|To secure Red Rock Canyon’s future, through August 31, Nevada residents are urged to call for funding projects at Red Rock Canyon and support local tourism.|
The Great American Outdoors Act passed earlier this month, releasing millions of dollars to support Nevada’s public lands. To secure the future of Red Rock Canyon, today Save Red Rock launches “Red Rock Attitude of Gratitude.” The campaign urges Nevada residents to send ready-to-use thank you notes to the six Nevada elected officials who unanimously voted to pass the landmark legislation. The easy to use tool is available at www.saveredrock.com.
According to Save Red Rock Founder Heather Fisher, this move is as important as public support at government meetings and public protests. “We applaud our elected officials for passing the Great American Outdoors Act. But now we need to make our voices heard, so we can be sure that Red Rock Canyon receives the funding it desperately needs and deserves,” says Fisher. Residents can also call their elected officials; information is available at www.saveredrock.com.

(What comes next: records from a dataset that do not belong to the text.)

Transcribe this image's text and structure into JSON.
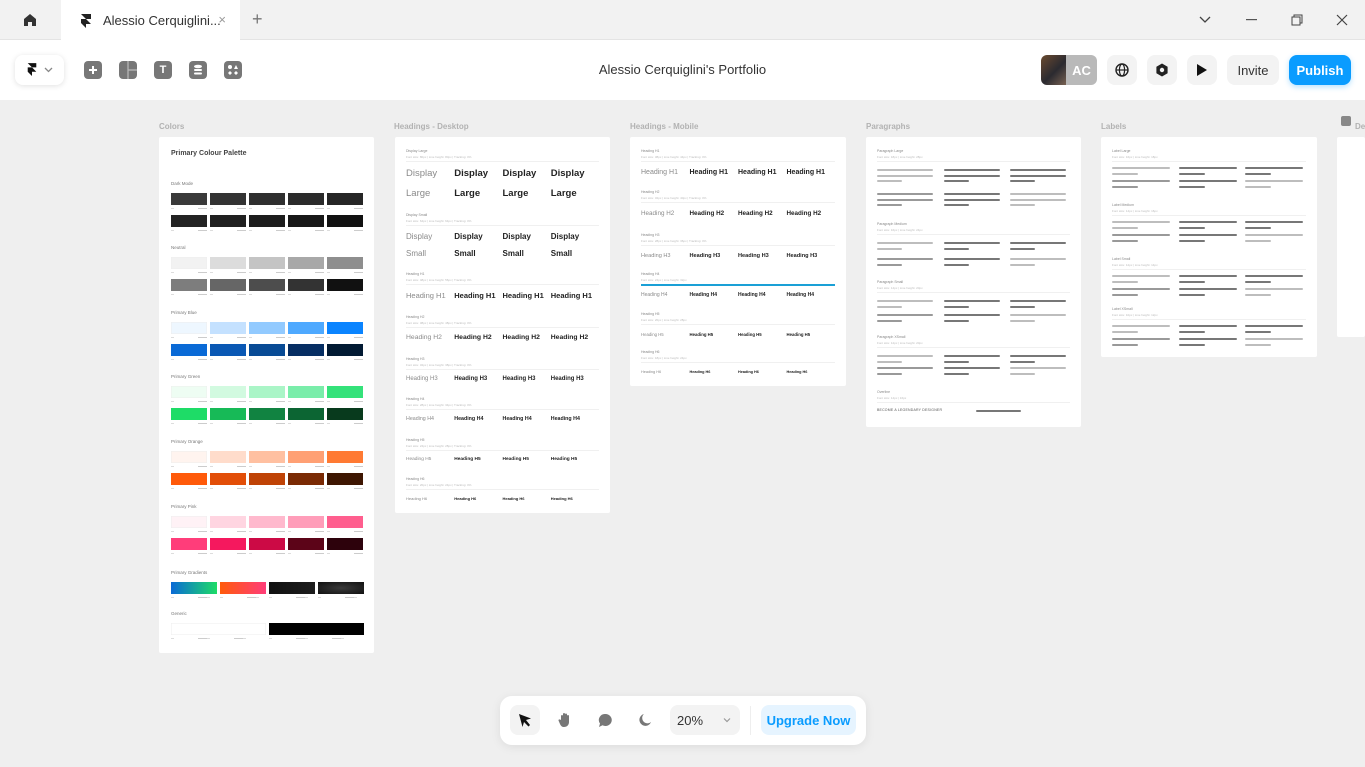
{
  "tabbar": {
    "tab_title": "Alessio Cerquiglini...",
    "close_glyph": "×",
    "new_tab_glyph": "+"
  },
  "toolbar": {
    "document_title": "Alessio Cerquiglini's Portfolio",
    "tools": [
      "insert-icon",
      "layout-icon",
      "text-icon",
      "cms-icon",
      "components-icon"
    ],
    "text_tool_glyph": "T",
    "avatar_initials": "AC",
    "invite_label": "Invite",
    "publish_label": "Publish"
  },
  "canvas": {
    "frames": [
      {
        "label": "Colors"
      },
      {
        "label": "Headings - Desktop"
      },
      {
        "label": "Headings - Mobile"
      },
      {
        "label": "Paragraphs"
      },
      {
        "label": "Labels"
      },
      {
        "label": "De"
      }
    ],
    "colors": {
      "title": "Primary Colour Palette",
      "groups": [
        {
          "name": "Dark Mode",
          "rows": [
            [
              "#3a3a3a",
              "#333333",
              "#2f2f2f",
              "#2b2b2b",
              "#262626"
            ],
            [
              "#232323",
              "#202020",
              "#1d1d1d",
              "#181818",
              "#111111"
            ]
          ]
        },
        {
          "name": "Neutral",
          "rows": [
            [
              "#f2f2f2",
              "#dcdcdc",
              "#c4c4c4",
              "#a8a8a8",
              "#8e8e8e"
            ],
            [
              "#7d7d7d",
              "#666666",
              "#4d4d4d",
              "#333333",
              "#111111"
            ]
          ]
        },
        {
          "name": "Primary Blue",
          "rows": [
            [
              "#eef7ff",
              "#c4e1ff",
              "#92caff",
              "#4ea9ff",
              "#0a84ff"
            ],
            [
              "#0a6ad6",
              "#0a58b4",
              "#084b95",
              "#062e63",
              "#021a33"
            ]
          ]
        },
        {
          "name": "Primary Green",
          "rows": [
            [
              "#eefdf3",
              "#d2fae0",
              "#aaf5c7",
              "#7aedaa",
              "#34e27a"
            ],
            [
              "#1edc67",
              "#17ba57",
              "#118341",
              "#0c6533",
              "#083a1d"
            ]
          ]
        },
        {
          "name": "Primary Orange",
          "rows": [
            [
              "#fff4ef",
              "#ffdccb",
              "#ffc0a1",
              "#ffa074",
              "#ff7a33"
            ],
            [
              "#ff5a0a",
              "#e24e08",
              "#bf4306",
              "#7a2a04",
              "#3e1602"
            ]
          ]
        },
        {
          "name": "Primary Pink",
          "rows": [
            [
              "#fff2f6",
              "#ffd5e1",
              "#ffb9cd",
              "#ff9db9",
              "#ff5e8e"
            ],
            [
              "#ff3d7a",
              "#f5185e",
              "#cc0a45",
              "#5c0418",
              "#2d020c"
            ]
          ]
        },
        {
          "name": "Primary Gradients",
          "gradients": [
            "linear-gradient(90deg,#0a6ad6,#1edc67)",
            "linear-gradient(90deg,#ff5a0a,#ff3d7a)",
            "linear-gradient(90deg,#111111,#1d1d1d)",
            "radial-gradient(#3a3a3a,#111111)"
          ]
        },
        {
          "name": "Generic",
          "rows": [
            [
              "#ffffff",
              "#000000"
            ]
          ]
        }
      ]
    },
    "headings_desktop": {
      "sections": [
        {
          "name": "Display Large",
          "spec": "Font size: 80px | Line height: 80px | Tracking: 0%",
          "lines": [
            "Display",
            "Large"
          ]
        },
        {
          "name": "Display Small",
          "spec": "Font size: 64px | Line height: 64px | Tracking: 0%",
          "lines": [
            "Display",
            "Small"
          ]
        },
        {
          "name": "Heading H1",
          "spec": "Font size: 48px | Line height: 56px | Tracking: 0%",
          "lines": [
            "Heading H1"
          ]
        },
        {
          "name": "Heading H2",
          "spec": "Font size: 38px | Line height: 48px | Tracking: 0%",
          "lines": [
            "Heading H2"
          ]
        },
        {
          "name": "Heading H3",
          "spec": "Font size: 32px | Line height: 38px | Tracking: 0%",
          "lines": [
            "Heading H3"
          ]
        },
        {
          "name": "Heading H4",
          "spec": "Font size: 28px | Line height: 34px | Tracking: 0%",
          "lines": [
            "Heading H4"
          ]
        },
        {
          "name": "Heading H5",
          "spec": "Font size: 24px | Line height: 28px | Tracking: 0%",
          "lines": [
            "Heading H5"
          ]
        },
        {
          "name": "Heading H6",
          "spec": "Font size: 20px | Line height: 24px | Tracking: 0%",
          "lines": [
            "Heading H6"
          ]
        }
      ]
    },
    "headings_mobile": {
      "sections": [
        {
          "name": "Heading H1",
          "spec": "Font size: 38px | Line height: 44px | Tracking: 0%",
          "text": "Heading H1"
        },
        {
          "name": "Heading H2",
          "spec": "Font size: 32px | Line height: 40px | Tracking: 0%",
          "text": "Heading H2"
        },
        {
          "name": "Heading H3",
          "spec": "Font size: 28px | Line height: 36px | Tracking: 0%",
          "text": "Heading H3"
        },
        {
          "name": "Heading H4",
          "spec": "Font size: 24px | Line height: 32px",
          "text": "Heading H4"
        },
        {
          "name": "Heading H5",
          "spec": "Font size: 20px | Line height: 28px",
          "text": "Heading H5"
        },
        {
          "name": "Heading H6",
          "spec": "Font size: 18px | Line height: 24px",
          "text": "Heading H6"
        }
      ]
    },
    "paragraphs": {
      "sections": [
        {
          "name": "Paragraph Large",
          "spec": "Font size: 18px | Line height: 28px"
        },
        {
          "name": "Paragraph Medium",
          "spec": "Font size: 16px | Line height: 24px"
        },
        {
          "name": "Paragraph Small",
          "spec": "Font size: 14px | Line height: 20px"
        },
        {
          "name": "Paragraph XSmall",
          "spec": "Font size: 12px | Line height: 20px"
        },
        {
          "name": "Overline",
          "spec": "Font size: 14px | 16px"
        }
      ],
      "sample": "Become a legendary UX/UI designer through real world and practical courses.",
      "overline_sample": "BECOME A LEGENDARY DESIGNER"
    },
    "labels": {
      "sections": [
        {
          "name": "Label Large",
          "spec": "Font size: 16px | Line height: 18px"
        },
        {
          "name": "Label Medium",
          "spec": "Font size: 14px | Line height: 16px"
        },
        {
          "name": "Label Small",
          "spec": "Font size: 12px | Line height: 14px"
        },
        {
          "name": "Label XSmall",
          "spec": "Font size: 10px | Line height: 12px"
        }
      ]
    }
  },
  "bottom_bar": {
    "zoom_level": "20%",
    "upgrade_label": "Upgrade Now"
  }
}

The bill’s passing provides full and permanent funding for the Land and Water Conservation Fund, which could improve and protect parks and open spaces like Red Rock Canyon. Funds are needed to support projects like the Red Rock Legacy Trail, the restoration of Cottonwood Springs, and Lovell Canyon, much need fire prevention and a host of other projects that will preserve Red Rock National Conservation Area for the future. Yet at stake is the Las Vegas economy.
“Our city’s tourism numbers are down due to COVID, yet our public lands like Red Rock Canyon are open and provide a safe environment,” says Pauline van Betten, executive director of Save Red Rock. “Public lands are an essential space for residents and support tourism both now and in the future.”
According to the Outdoor Industry Association, in Nevada, the outdoor recreation economy generates 87,000 direct jobs, $12.6 billion in consumer spending, and $4 billion in wages and $1.1 billion in state and local tax revenue. “Protecting Red Rock Canyon supports our economy,” van Betten says.
Information about the Great American Outdoors Act and the LWCF can be found at www.saveredrock.com.
About Save Red Rock
Save Red Rock Canyon CDC 501c3 is a nonprofit organization working to preserve the safety, serenity, and scenic nature of the Red Rock Canyon National Conservation Area. Save Red Rock strives to protect the rural character and prioritize recreational and environmental needs over other uses not conducive to the primary uses as determined by the public and the NCA’s mission. For more information, visit www.SaveRedRock.com or connect with Save Red Rock on Facebook, Instagram, and Twitter.